In a joint press conference outside of City Hall, Amara Enyia Wednesday withdrew from the crowded mayoral race and announced she is endorsing Ald. Bob Fioretti (2nd) because he best mirrors her vision for Chicago.
A lawyer and community activist, Enyia said, â€œWe pursued every option to go as far as we possibly could. The most important thing for us is to make sure that the vision that we carried moves forward even on a bigger platform that we were able to present.
â€œIt means us continuing the fight. We could not let this go. We had to continue to fight.â€
Explaining, Enyia, who was embroiled in a petition challenge fight, said, â€œWe are at the point where the distraction of going through the petition process would have diminished our ability to carry our message forward at a very critical time.
â€œWe pursued every option to get through the petition process, and when it became clear that it was going to hurt our ability to continue our campaign, that is when we made the decision to say how do we continue to get out even if it is in a different format,â€ she said.
Referring to Fioretti, Enyia said he is a candidate who â€œviews are aligned closely to ours.
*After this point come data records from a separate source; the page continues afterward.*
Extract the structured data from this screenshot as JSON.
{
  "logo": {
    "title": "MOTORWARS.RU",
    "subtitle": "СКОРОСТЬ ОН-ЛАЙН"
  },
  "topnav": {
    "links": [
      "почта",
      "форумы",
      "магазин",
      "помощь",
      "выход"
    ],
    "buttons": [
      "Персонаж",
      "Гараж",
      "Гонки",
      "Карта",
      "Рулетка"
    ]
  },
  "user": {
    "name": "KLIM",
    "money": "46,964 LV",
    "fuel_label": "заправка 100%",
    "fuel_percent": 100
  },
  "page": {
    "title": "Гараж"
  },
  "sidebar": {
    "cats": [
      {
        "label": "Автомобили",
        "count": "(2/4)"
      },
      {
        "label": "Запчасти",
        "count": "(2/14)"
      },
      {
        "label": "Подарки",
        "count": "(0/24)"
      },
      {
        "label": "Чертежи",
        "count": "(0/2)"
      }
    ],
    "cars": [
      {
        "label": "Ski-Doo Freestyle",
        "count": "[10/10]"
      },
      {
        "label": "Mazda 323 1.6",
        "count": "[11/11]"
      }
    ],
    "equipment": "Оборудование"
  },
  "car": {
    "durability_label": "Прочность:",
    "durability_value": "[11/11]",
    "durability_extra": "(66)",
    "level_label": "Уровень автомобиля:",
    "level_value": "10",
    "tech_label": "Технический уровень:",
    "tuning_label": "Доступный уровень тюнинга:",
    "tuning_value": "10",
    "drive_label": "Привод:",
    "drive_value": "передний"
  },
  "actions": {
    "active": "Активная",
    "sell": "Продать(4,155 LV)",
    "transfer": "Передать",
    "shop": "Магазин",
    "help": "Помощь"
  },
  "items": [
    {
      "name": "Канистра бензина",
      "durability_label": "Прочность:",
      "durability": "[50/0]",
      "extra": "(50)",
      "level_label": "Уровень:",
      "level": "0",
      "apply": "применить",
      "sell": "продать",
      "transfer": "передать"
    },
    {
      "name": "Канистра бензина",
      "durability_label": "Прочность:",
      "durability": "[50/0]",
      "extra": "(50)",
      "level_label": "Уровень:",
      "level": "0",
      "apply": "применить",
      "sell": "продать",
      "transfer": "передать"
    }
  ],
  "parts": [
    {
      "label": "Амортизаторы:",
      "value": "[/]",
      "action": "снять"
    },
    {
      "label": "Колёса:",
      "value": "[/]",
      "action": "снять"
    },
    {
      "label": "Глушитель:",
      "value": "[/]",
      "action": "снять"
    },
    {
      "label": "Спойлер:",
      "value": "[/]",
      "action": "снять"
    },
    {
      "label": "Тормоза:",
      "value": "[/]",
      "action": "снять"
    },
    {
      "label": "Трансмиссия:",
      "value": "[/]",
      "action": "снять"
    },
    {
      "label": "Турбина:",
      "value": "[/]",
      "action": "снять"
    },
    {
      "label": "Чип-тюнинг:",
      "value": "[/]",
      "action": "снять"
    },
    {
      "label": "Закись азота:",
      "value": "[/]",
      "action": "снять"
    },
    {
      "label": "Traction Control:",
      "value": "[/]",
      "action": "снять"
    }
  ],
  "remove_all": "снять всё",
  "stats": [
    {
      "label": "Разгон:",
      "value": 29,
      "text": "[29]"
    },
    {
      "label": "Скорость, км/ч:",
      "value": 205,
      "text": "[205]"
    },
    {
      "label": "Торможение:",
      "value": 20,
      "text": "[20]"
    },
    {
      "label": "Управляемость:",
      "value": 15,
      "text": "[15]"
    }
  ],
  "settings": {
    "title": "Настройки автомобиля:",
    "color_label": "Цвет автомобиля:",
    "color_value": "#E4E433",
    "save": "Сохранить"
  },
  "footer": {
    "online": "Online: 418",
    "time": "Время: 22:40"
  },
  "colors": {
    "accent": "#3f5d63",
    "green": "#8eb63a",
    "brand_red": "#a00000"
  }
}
It is also important to have a candidate who has been at the forefront of the issues consistently speaking out on same issues weâ€™ve been speaking out on and a candidate that allows our voice to be heardâ€¦a message similar to ours. It makes sense for us to be able to do that.â€
In accepting Enyiaâ€™s endorsement, Fioretti said, â€œAmara is a woman of commitment and of action who cares deeply about Chicago. Her presence in this race is testament to the widespread understanding that we need a change at City Hall, that we need a mayor who embraces all of our city and all of its people. I am happy to have her supporting this campaign.â€
When asked how many signatures did she have, Enyia said, â€œWe have a good amount of signatures. Weâ€™ve not said anything about the number of signatures. The challenge was going through the challenge process with limited resources knowing that the longer it continued, it would hurt our fundraising capacity.
â€œIt would hurt our ability to continue to spread our message and campaign by going through the process. We took the campaign as far as we could, and then we made the decision how do we make sure our message continue to get out. It was a very difficult decision, but we believe it was the right decision,â€ she stated.
â€œI have never been the type of person who start something that I donâ€™t finish, and I needed to be able to finish this message, and this allows us to finish and continue the fight,â€ she stated.
When asked why didnâ€™t she choose mayoral hopeful Robert Shaw, Enyia said, â€œWe have some very clear and strong policy positions, and we wanted to make sure that we are aligned with the campaign that is able to articulate a clear vision for all of Chicago.
â€œItâ€™s also about the present and the future of Chicago, and we cannot engage in old-style politics or individuals who have played in old-style politics because that is not what the future represents. That is not what the future holds for usâ€¦.
â€œWe talked about change and we have to live that out. That is the reason why we didnâ€™t go that way,â€ she said referring to Shaw.
When contacted, Shaw said, â€œShe is entitled to her opinion. I guess that is why she is dropping outâ€¦not too many people bought her opinion. I guess she is going to try to sell her opinion on another stage. They didnâ€™t buy it from her; so I guess sheâ€™s going to get somebody else to sell her opinion,â€ he said referring to Fioretti.
â€œI donâ€™t think they will buy it from a third party. The people were not buying what she was selling. People want something about the red light camerasâ€¦about educationâ€¦that she was not discussing and those issues involved the future of Chicago,â€ said Shaw. â€œMy campaign is offering all of those things.
â€œItâ€™s unfortunate that young people can get involved in the campaign and end it before it gets started. She is on the wrong side of history with Ald. Fioretti,â€ Shaw stated.
According to the Chicago Board of Election Commissioners, Enyiaâ€™s objectors were voters named Bernette Barnes and Elaine Shaw and were represented by Frank Avila and James Skyles. â€œBecause the candidate withdrew, the hearing will not move forward,â€ said Jim Allen, a spokesperson for the board. He said there were 10 mayoral candidates and now there are 9.
Chinta Strausberg is a Journalist of more than 33-years, a former political reporter and a current PCC Network talk show host. You can e-mail Strausberg at: Chintabernie@aol.com.